    KW, hang in there. You got your moom to the hospital, you got them to finally listen to you (and her), and got them to admit her. You got your strength from your mom (and the Old Coot and the Engineer), and now you get to give it back.
    You two are in our hearts and prayers.

  5. Tonya Watkins Says:

    Wow. Just…wow.

  6. Margaret Says:

    Incredible. We went through much of the same stuff with my MIL. We had to advocate a lot for her; it’s scary to think of people who don’t have caring(and determined!) family members. Hope your stress is not as great and yay for the Commander on her attitude. Take care, my friend!

  7. Uncly Uncle Says:

    Last I knew, signs of stroke are an emergent condition.


  8. kayak woman Says:

    As I replied privately to the UU (my b-i-l and a hospital CFO), yes, you would think a stroke would be considered emergent. I think this guy was not comprehending the fact that she had made a dramatic *decline* since last weekend. Could he really have assumed she was some weak, demented old lady and not The Commander? And that’s NOT to say that anyone who IS old, weak, and demented doesn’t deserve top-notch treatment too!!!!

    In hindsight, I would have taken a different tack with her doc: 1) I think my mother has had a stroke, 2) she *needs* to be in the hospital, 3) how can we get her there? Hindsight.

    Done. Everyone else there has been wonderful (as they typically are) and I am making sure our story gets told for whatever it might be worth. She is doing well and already working with PT/OT folks.

  9. Mouse Says:

    Good job, Mama Duck! I wish I were there. 🙁

    <3 <3 <3

  10. gene Says:

    I know I don’t express it often but we do appreciate how well you take care of things and people and we always love you in crises and just old day to day..
    Love, Bubs

  11. gene Says:

    P.S. Hugs to you and Fran.

  12. Sandy Says:

    I’m glad that you stuck to your guns and managed to get her where she needed to be. I’m glad that Paulette and the Grinch are around. Love to all of you.
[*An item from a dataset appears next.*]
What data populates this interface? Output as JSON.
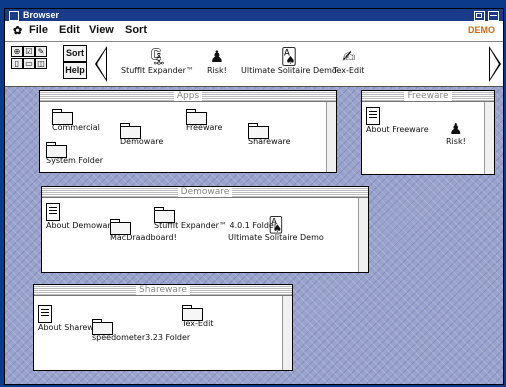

  13. Kathy Farnell Says:

    I am so glad that you have Paulette and the Grinch up there to talk to and help you. You are doing a great job. We are thinking about you.